The nearly cubical saloon retains wall-paintings by Louis Laguerre of the Battle of Blenheim (at which the 1st Duke of Marlborough was overall commander for Britain and her allies; seat of the Dukes of Marlborough is Blenheim Palace, one of England's largest houses). A cupola inserted in the ceiling is surrounded by paintings by Orazio Gentileschi for the Queen's House, Greenwich, 1636. There are paired staircases flanking the saloon, with further battle pieces by Laguerre. Most of the interiors have been altered.[2] A late Art Nouveau-Gothic memorial fountain by Alfred Gilbert (1926–32) in the Marlborough Road wall of the house commemorates Queen Alexandra, and the grounds of the house include her pet cemetery and a thatch-roofed rotating summer house built for Queen Mary.[7]

Marlborough House is usually open to the public for Open House Weekend each September. The house is also open for group tours on Tuesdays by prior arrangement.

References[edit]

  1. ^ English Heritage. "Grade I (422684)". Images of England. 
  2. ^ a b Nikolaus Pevsner, The Buildings of England: London vol. I, p 470f
  3. ^ Greenwood Map of London 1830
  4. ^ F. H. W. Sheppard (General Editor) (1960). "Pall Mall, South Side, Past Buildings: Nos 66–68 (consec.) Pall Mall: The Junior Naval and Military Club". Survey of London: volumes 29 and 30: St James Westminster, Part 1. Institute of Historical Research.
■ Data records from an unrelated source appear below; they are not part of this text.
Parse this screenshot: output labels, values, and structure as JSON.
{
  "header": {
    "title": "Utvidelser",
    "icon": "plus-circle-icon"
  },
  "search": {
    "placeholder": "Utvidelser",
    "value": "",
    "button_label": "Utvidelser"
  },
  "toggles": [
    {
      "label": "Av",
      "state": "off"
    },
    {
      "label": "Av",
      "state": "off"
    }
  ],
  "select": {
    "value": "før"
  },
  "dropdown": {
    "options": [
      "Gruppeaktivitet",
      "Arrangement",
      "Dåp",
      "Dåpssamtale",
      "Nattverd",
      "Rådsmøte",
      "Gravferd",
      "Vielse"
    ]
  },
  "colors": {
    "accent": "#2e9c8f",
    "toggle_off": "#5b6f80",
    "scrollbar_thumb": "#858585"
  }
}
Retrieved 3 April 2013. 
  5. ^ Frayling, Christopher, The Royal College of Art, One Hundred and Fifty Years of Art and Design, p.35 & ff, 1987, Barrie & Jenkins, London, ISBN 0-7126-1820-1
  6. ^ Jane Ridley, Marlborough House set (act. 1870s–1901) in Oxford Dictionary of National Biography, Oxford University Press; online text accessed 30 Nov 2010 (subscription site)
  7. ^ "Marlborough House Gardens Virtual Tour". Commonwealth Secretariat. Retrieved 26 February 2012. 

External links[edit]